The anticompactor is housed in a massive concrete structure resembling a child’s assemblage of blocks. The sign outside is multilingual and sparse: “Anticompactor / Toward a Cleaner World.” The lobby is similarly modest. A large printout adorning one wall details the global footprint of India’s premier technological achievement. The woman behind the desk informs me that since I have arrived so early, I will be the sole visitor in the first tour of the day.

A man arrives to escort me. I follow him through a sequence of unremarkable hallways. A complex, twisted-up array of various sized pipes stretch the length of these hallways. My anticipation is mounting, and it is some time before I notice the silence. Neither I nor my guide have said a word to one another. He has a full head of hair, bushy and unkempt in a fashionable way, and keeps looking back over his shoulder at me, but he does not speak. I do not speak, because I realize I do not have to. I will get what I want all the same. I have not spoken since the man outside the train when I first arrived in the city. It seems to me that my silence has reached a kind of plateau, has welled up in me in a tangible way, like there is something inside which is just for me, which can’t be removed or even confirmed unless I choose to speak.
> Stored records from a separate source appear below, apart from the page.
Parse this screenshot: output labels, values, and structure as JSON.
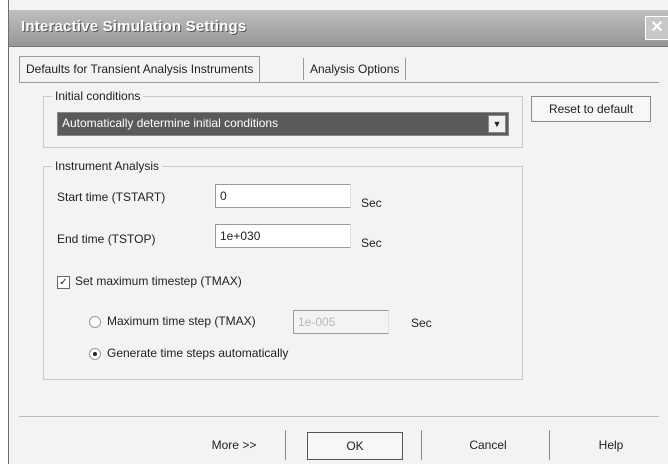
{
  "window": {
    "title": "Interactive Simulation Settings",
    "close_glyph": "✕"
  },
  "tabs": [
    {
      "label": "Defaults for Transient Analysis Instruments",
      "active": true
    },
    {
      "label": "Analysis Options",
      "active": false
    }
  ],
  "initial_conditions": {
    "group_label": "Initial conditions",
    "selected": "Automatically determine initial conditions"
  },
  "reset_button": {
    "label": "Reset to default"
  },
  "instrument_analysis": {
    "group_label": "Instrument Analysis",
    "start_time": {
      "label": "Start time (TSTART)",
      "value": "0",
      "unit": "Sec"
    },
    "end_time": {
      "label": "End time (TSTOP)",
      "value": "1e+030",
      "unit": "Sec"
    },
    "set_max_timestep": {
      "label": "Set maximum timestep (TMAX)",
      "checked": true
    },
    "max_time_step": {
      "label": "Maximum time step (TMAX)",
      "value": "1e-005",
      "unit": "Sec",
      "selected": false
    },
    "auto_time_steps": {
      "label": "Generate time steps automatically",
      "selected": true
    }
  },
  "footer": {
    "more_label": "More >>",
    "ok_label": "OK",
    "cancel_label": "Cancel",
    "help_label": "Help"
  }
}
My guide stops before a tangle of pipes. He points to a small hatch, about eye level, which is attached to one of the pipes. I draw back the hatch to reveal a viewport and place my eye to it. The inside of the pipe is a dark cylinder. Bisecting the dark is a kind of thin screen or band of light. A bloom approaching from the left: globular specks glowing in various colors, falling into orbit around the band, flitting along the visible spectrum. Some burst wide open and dissipate, others bulge and deform. I assume there are as many orbs approaching or receding from the other side as well, undetectable by my eyes. My guide waits patiently and silently with his hands clasped behind his back. I press my face against the glass of the viewport. Supersymmetry.

 

TG Travis (they/them) is a genderqueer multimedia artist based in New Orleans, LA. Their writing has appeared previously in Dream Pop Journal and New Delta Review. They once wrote a story about a mysterious lump that grew on the body of a character, then developed a lump on their own body in the exact same spot. So that's something that happened. They're on twitter @garrettravis.

TG Travis